A couple of months ago, CWCIA embarked on a constitutional challenge of the recently passed AB 1160 requirement to attach a declaration to all liens. The interpreter community felt the declaration does not allow for interpreters to file liens for medical treatment services.  It imposes a crippling deadline to file the declaration on thousands of existing liens.  If this declaration is not filed by July 1, 2017, current liens will be dismissed by operation of law.

Unfortunately, the court denied the interpreter’s petition on the grounds that irreparable harm as yet to be shown. Despite no definitive answer, our challenge did force the DWC to clarify how interpreters providing legitimate services can still file liens.

So, even though interpreters WILL have to file the declarations, the news is not all bad.

In their Opposition Brief, the DIR’s Attorney Kim Card said that when filing liens in treatment-denied cases, we can check box (E) and need only have documentation that the treatment was “neglected or refused” (not “unreasonably refused”).  She said no particular documentation is required, but gave as an example a claim denial letter from the carrier (see Opposition Brief at 32-33).

Ms. Card also said that we can select category (C) stating we have “provided treatment authorized by the employer or claims administrator under Section 4610 for liens where medical treatment was authorized.  She said that interpreting is considered part of the “treatment” at medical treatment appointments (see Opposition Brief at 13, 31-32).

Lastly, and more importantly, Card said that a simple declaration from the interpreter describing the circumstances justifying the provision of the services will suffice. Meaning we don’t have to petition for the WCAB for medical records.

So what does this mean for you? File your liens, call the doctors and ask if their services are authorized, keep any denial letters and document, document, document. Be prepared to show these at time of lien conference and point to the brief for support.
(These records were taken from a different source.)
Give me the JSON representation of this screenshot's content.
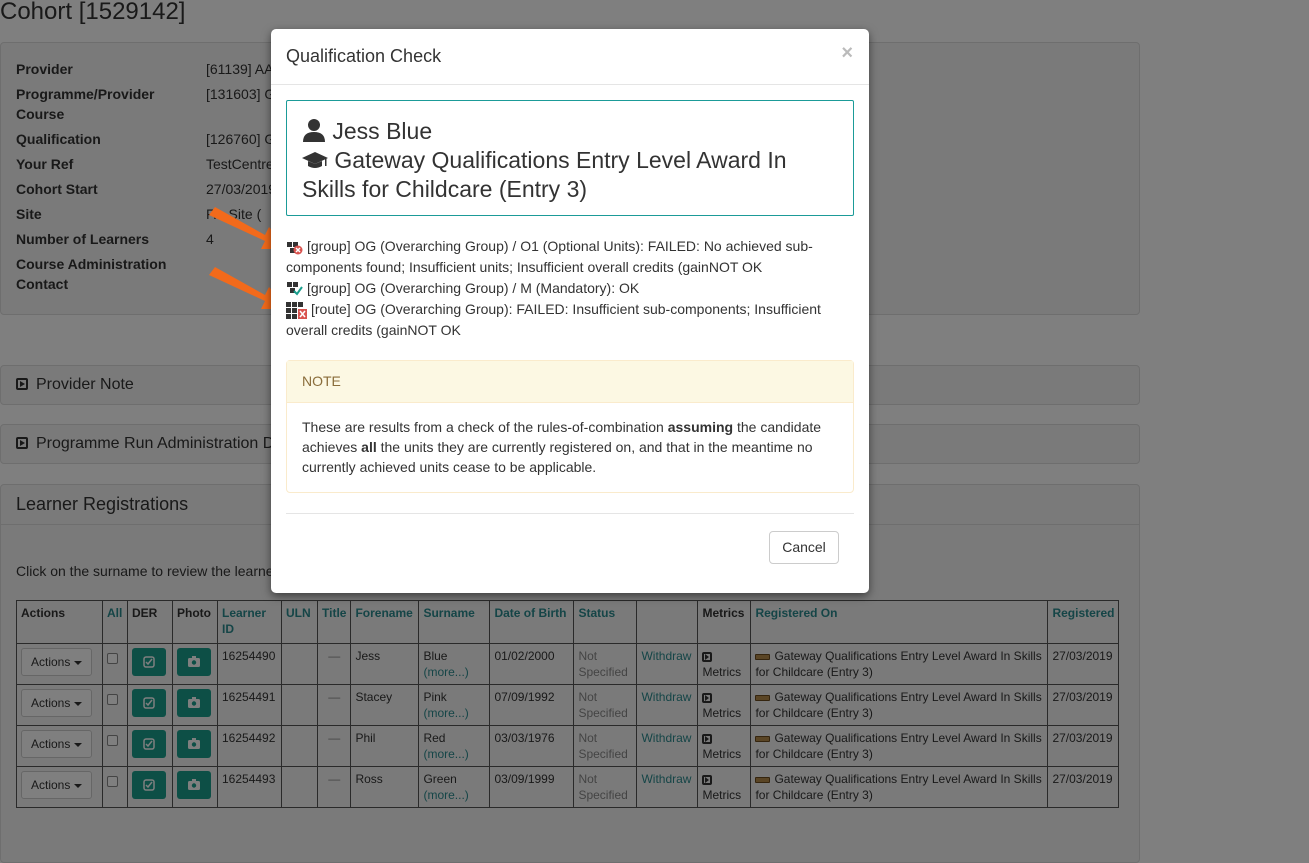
{
  "page": {
    "title": "Cohort [1529142]"
  },
  "info": [
    {
      "label": "Provider",
      "value": "[61139] AA"
    },
    {
      "label": "Programme/Provider Course",
      "value": "[131603] G"
    },
    {
      "label": "Qualification",
      "value": "[126760] G"
    },
    {
      "label": "Your Ref",
      "value": "TestCentre"
    },
    {
      "label": "Cohort Start",
      "value": "27/03/2019"
    },
    {
      "label": "Site",
      "value": "F... Site ("
    },
    {
      "label": "Number of Learners",
      "value": "4"
    },
    {
      "label": "Course Administration Contact",
      "value": ""
    }
  ],
  "sections": {
    "provider_note": "Provider Note",
    "programme_run": "Programme Run Administration D",
    "learner_registrations": "Learner Registrations",
    "hint": "Click on the surname to review the learne"
  },
  "table": {
    "headers": [
      "Actions",
      "All",
      "DER",
      "Photo",
      "Learner ID",
      "ULN",
      "Title",
      "Forename",
      "Surname",
      "Date of Birth",
      "Status",
      "",
      "Metrics",
      "Registered On",
      "Registered"
    ],
    "actions_label": "Actions",
    "more_label": "(more...)",
    "withdraw_label": "Withdraw",
    "metrics_label": "Metrics",
    "title_placeholder": "—",
    "rows": [
      {
        "learner_id": "16254490",
        "forename": "Jess",
        "surname": "Blue",
        "dob": "01/02/2000",
        "status": "Not Specified",
        "registered_on": "Gateway Qualifications Entry Level Award In Skills for Childcare (Entry 3)",
        "registered": "27/03/2019"
      },
      {
        "learner_id": "16254491",
        "forename": "Stacey",
        "surname": "Pink",
        "dob": "07/09/1992",
        "status": "Not Specified",
        "registered_on": "Gateway Qualifications Entry Level Award In Skills for Childcare (Entry 3)",
        "registered": "27/03/2019"
      },
      {
        "learner_id": "16254492",
        "forename": "Phil",
        "surname": "Red",
        "dob": "03/03/1976",
        "status": "Not Specified",
        "registered_on": "Gateway Qualifications Entry Level Award In Skills for Childcare (Entry 3)",
        "registered": "27/03/2019"
      },
      {
        "learner_id": "16254493",
        "forename": "Ross",
        "surname": "Green",
        "dob": "03/09/1999",
        "status": "Not Specified",
        "registered_on": "Gateway Qualifications Entry Level Award In Skills for Childcare (Entry 3)",
        "registered": "27/03/2019"
      }
    ]
  },
  "modal": {
    "title": "Qualification Check",
    "close": "×",
    "learner_name": "Jess Blue",
    "qualification": "Gateway Qualifications Entry Level Award In Skills for Childcare (Entry 3)",
    "results": [
      {
        "icon": "group-failed-icon",
        "text": "[group] OG (Overarching Group) / O1 (Optional Units): FAILED: No achieved sub-components found; Insufficient units; Insufficient overall credits (gainNOT OK"
      },
      {
        "icon": "group-ok-icon",
        "text": "[group] OG (Overarching Group) / M (Mandatory): OK"
      },
      {
        "icon": "route-failed-icon",
        "text": "[route] OG (Overarching Group): FAILED: Insufficient sub-components; Insufficient overall credits (gainNOT OK"
      }
    ],
    "note_heading": "NOTE",
    "note_part1": "These are results from a check of the rules-of-combination ",
    "note_bold1": "assuming",
    "note_part2": " the candidate achieves ",
    "note_bold2": "all",
    "note_part3": " the units they are currently registered on, and that in the meantime no currently achieved units cease to be applicable.",
    "cancel": "Cancel"
  },
  "colors": {
    "accent": "#1a9e8d",
    "link": "#2a8a8e",
    "arrow": "#f26a1b",
    "note_bg": "#fcf8e3"
  }
}
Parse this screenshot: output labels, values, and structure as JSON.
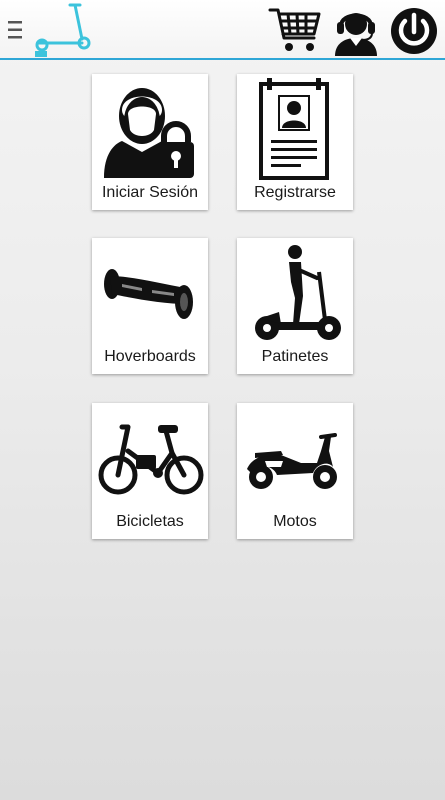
{
  "header": {
    "menu_icon": "hamburger-menu-icon",
    "logo_icon": "scooter-logo-icon",
    "cart_icon": "shopping-cart-icon",
    "support_icon": "customer-support-icon",
    "power_icon": "power-icon",
    "accent_color": "#2ea6d6",
    "logo_color": "#3cc3dc"
  },
  "tiles": [
    {
      "label": "Iniciar Sesión",
      "icon": "user-lock-icon"
    },
    {
      "label": "Registrarse",
      "icon": "id-badge-icon"
    },
    {
      "label": "Hoverboards",
      "icon": "hoverboard-icon"
    },
    {
      "label": "Patinetes",
      "icon": "scooter-rider-icon"
    },
    {
      "label": "Bicicletas",
      "icon": "bicycle-icon"
    },
    {
      "label": "Motos",
      "icon": "motorbike-icon"
    }
  ]
}
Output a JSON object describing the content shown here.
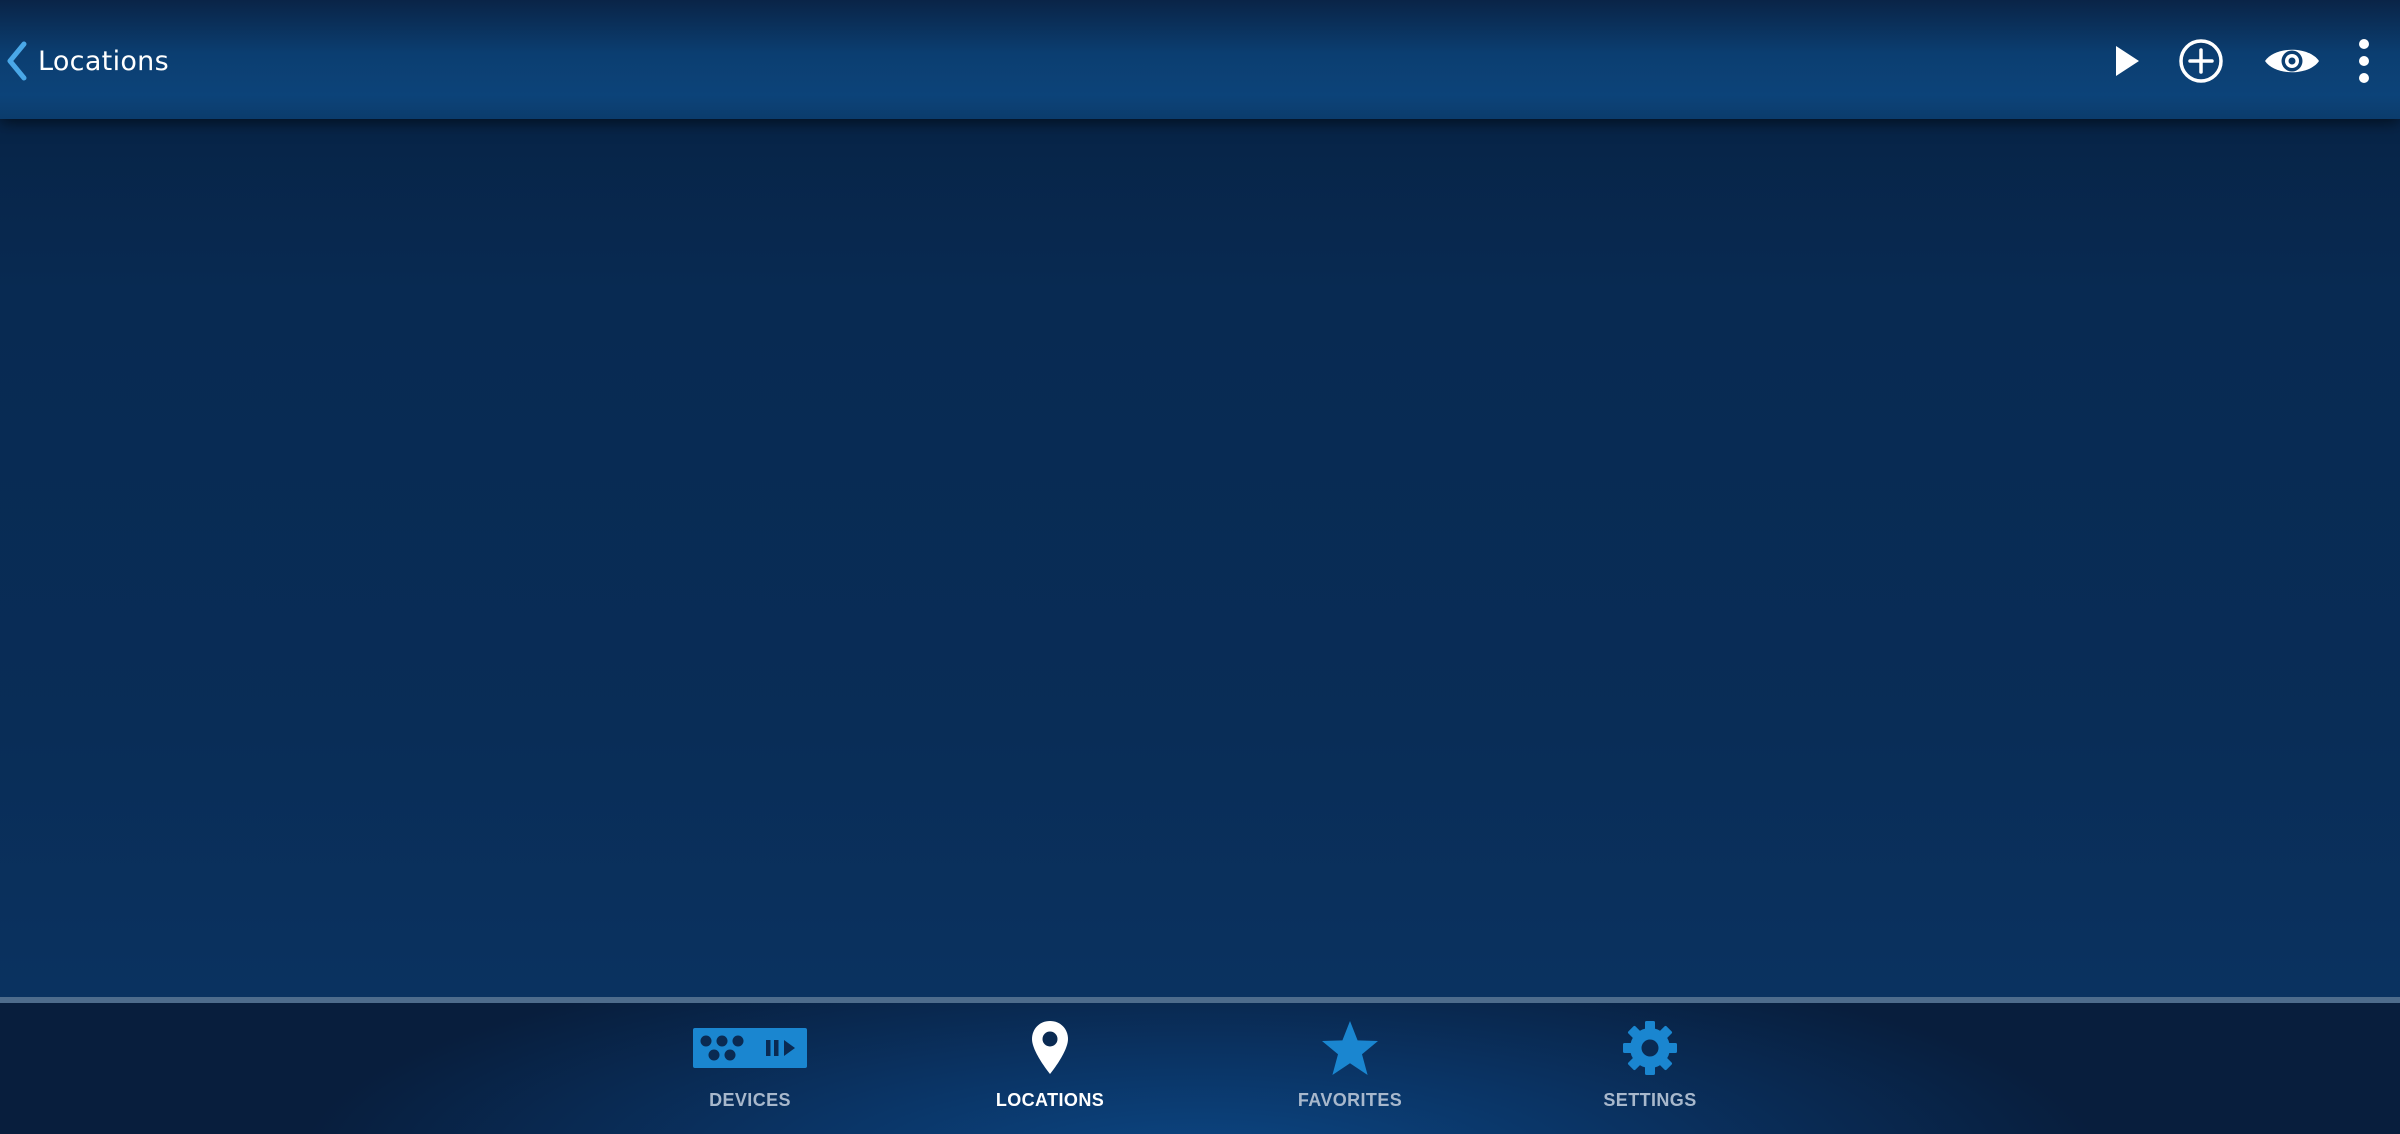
{
  "header": {
    "back_label": "Locations",
    "actions": [
      {
        "icon": "play-icon"
      },
      {
        "icon": "add-circle-icon"
      },
      {
        "icon": "eye-icon"
      },
      {
        "icon": "more-vertical-icon"
      }
    ]
  },
  "bottom_nav": {
    "tabs": [
      {
        "label": "DEVICES",
        "icon": "devices-icon",
        "active": false
      },
      {
        "label": "LOCATIONS",
        "icon": "location-pin-icon",
        "active": true
      },
      {
        "label": "FAVORITES",
        "icon": "star-icon",
        "active": false
      },
      {
        "label": "SETTINGS",
        "icon": "gear-icon",
        "active": false
      }
    ]
  },
  "colors": {
    "accent": "#1a86d0",
    "back_chevron": "#4aa8e8",
    "active_label": "#ffffff",
    "inactive_label": "#a8b8cc",
    "header_bg": "#0c4379",
    "content_bg": "#082a52",
    "nav_divider": "#4e6c8c"
  }
}
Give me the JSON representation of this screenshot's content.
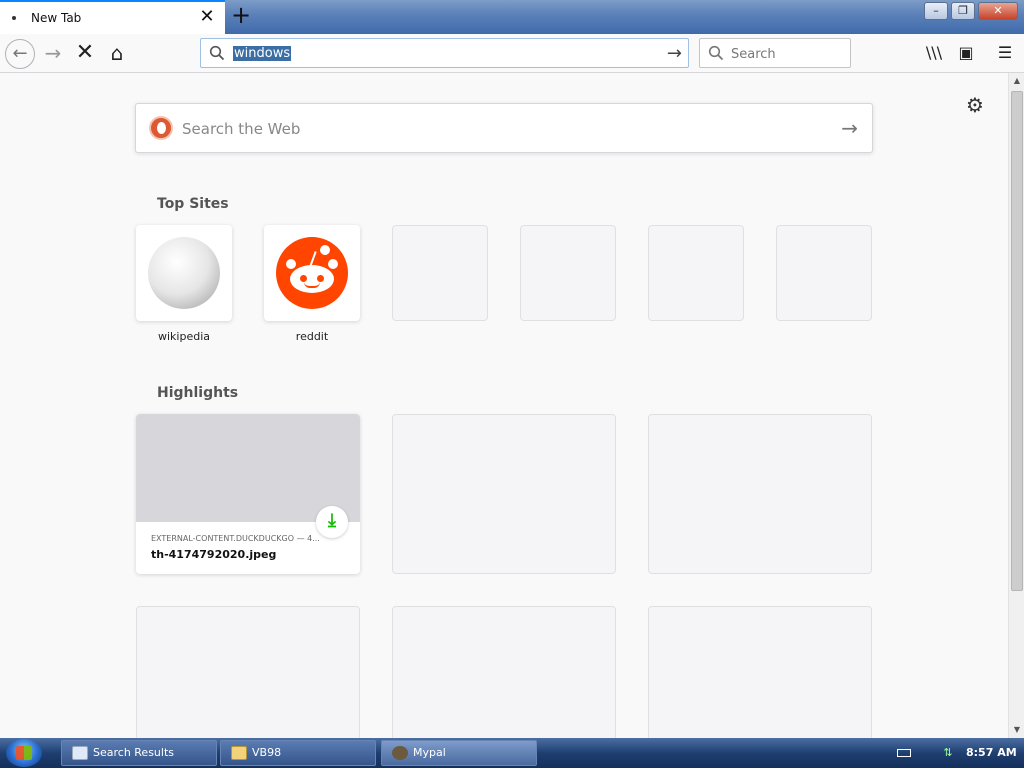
{
  "tabs": [
    {
      "title": "New Tab",
      "close": "✕"
    }
  ],
  "newtab_label": "+",
  "window_buttons": {
    "minimize": "–",
    "restore": "❐",
    "close": "✕"
  },
  "nav": {
    "back": "←",
    "forward": "→",
    "stop": "✕",
    "home": "⌂"
  },
  "urlbar": {
    "value": "windows",
    "go": "→"
  },
  "searchbar": {
    "placeholder": "Search"
  },
  "toolbar": {
    "library": "\\\\\\",
    "sidebar": "▣",
    "menu": "☰"
  },
  "content": {
    "settings": "⚙",
    "web_search": {
      "placeholder": "Search the Web",
      "go": "→"
    },
    "top_sites": {
      "title": "Top Sites",
      "items": [
        {
          "label": "wikipedia",
          "icon": "wikipedia-logo"
        },
        {
          "label": "reddit",
          "icon": "reddit-logo"
        },
        {
          "label": ""
        },
        {
          "label": ""
        },
        {
          "label": ""
        },
        {
          "label": ""
        }
      ]
    },
    "highlights": {
      "title": "Highlights",
      "items": [
        {
          "source": "EXTERNAL-CONTENT.DUCKDUCKGO — 4...",
          "name": "th-4174792020.jpeg",
          "icon": "download-icon",
          "icon_glyph": "⤓"
        }
      ]
    }
  },
  "scrollbar": {
    "up": "▲",
    "down": "▼"
  },
  "taskbar": {
    "items": [
      {
        "label": "Search Results",
        "icon": "document-icon"
      },
      {
        "label": "VB98",
        "icon": "folder-icon"
      },
      {
        "label": "Mypal",
        "icon": "mypal-icon"
      }
    ],
    "clock": "8:57 AM"
  },
  "colors": {
    "accent": "#0a84ff",
    "reddit": "#ff4500",
    "download": "#12bc00",
    "taskbar": "#1f3f70"
  }
}
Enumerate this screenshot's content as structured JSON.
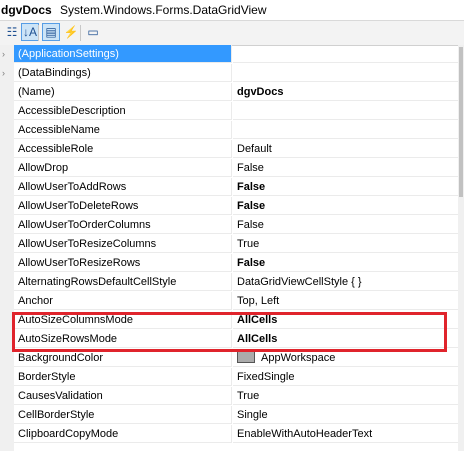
{
  "header": {
    "object_name": "dgvDocs",
    "object_type": "System.Windows.Forms.DataGridView"
  },
  "toolbar": {
    "buttons": [
      {
        "name": "categorized-button",
        "icon": "categorized-icon",
        "glyph": "☷"
      },
      {
        "name": "alphabetical-button",
        "icon": "alphabetical-sort-icon",
        "glyph": "↓A",
        "active": true
      },
      {
        "name": "properties-button",
        "icon": "properties-icon",
        "glyph": "▤",
        "active": true
      },
      {
        "name": "events-button",
        "icon": "lightning-events-icon",
        "glyph": "⚡"
      },
      {
        "name": "property-pages-button",
        "icon": "property-pages-icon",
        "glyph": "▭"
      }
    ]
  },
  "properties": [
    {
      "name": "(ApplicationSettings)",
      "value": "",
      "expandable": true,
      "selected": true
    },
    {
      "name": "(DataBindings)",
      "value": "",
      "expandable": true
    },
    {
      "name": "(Name)",
      "value": "dgvDocs",
      "bold": true
    },
    {
      "name": "AccessibleDescription",
      "value": ""
    },
    {
      "name": "AccessibleName",
      "value": ""
    },
    {
      "name": "AccessibleRole",
      "value": "Default"
    },
    {
      "name": "AllowDrop",
      "value": "False"
    },
    {
      "name": "AllowUserToAddRows",
      "value": "False",
      "bold": true
    },
    {
      "name": "AllowUserToDeleteRows",
      "value": "False",
      "bold": true
    },
    {
      "name": "AllowUserToOrderColumns",
      "value": "False"
    },
    {
      "name": "AllowUserToResizeColumns",
      "value": "True"
    },
    {
      "name": "AllowUserToResizeRows",
      "value": "False",
      "bold": true
    },
    {
      "name": "AlternatingRowsDefaultCellStyle",
      "value": "DataGridViewCellStyle { }"
    },
    {
      "name": "Anchor",
      "value": "Top, Left"
    },
    {
      "name": "AutoSizeColumnsMode",
      "value": "AllCells",
      "bold": true
    },
    {
      "name": "AutoSizeRowsMode",
      "value": "AllCells",
      "bold": true
    },
    {
      "name": "BackgroundColor",
      "value": "AppWorkspace",
      "swatch": "#ababab"
    },
    {
      "name": "BorderStyle",
      "value": "FixedSingle"
    },
    {
      "name": "CausesValidation",
      "value": "True"
    },
    {
      "name": "CellBorderStyle",
      "value": "Single"
    },
    {
      "name": "ClipboardCopyMode",
      "value": "EnableWithAutoHeaderText"
    }
  ],
  "highlight": {
    "color": "#e0242c",
    "rows": [
      "AutoSizeColumnsMode",
      "AutoSizeRowsMode"
    ]
  }
}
CWCIA will make this opposition brief available for active members. You can sign up or renew membership online at www.cwcia.com. To find out the status of your membership, please create an account on our website.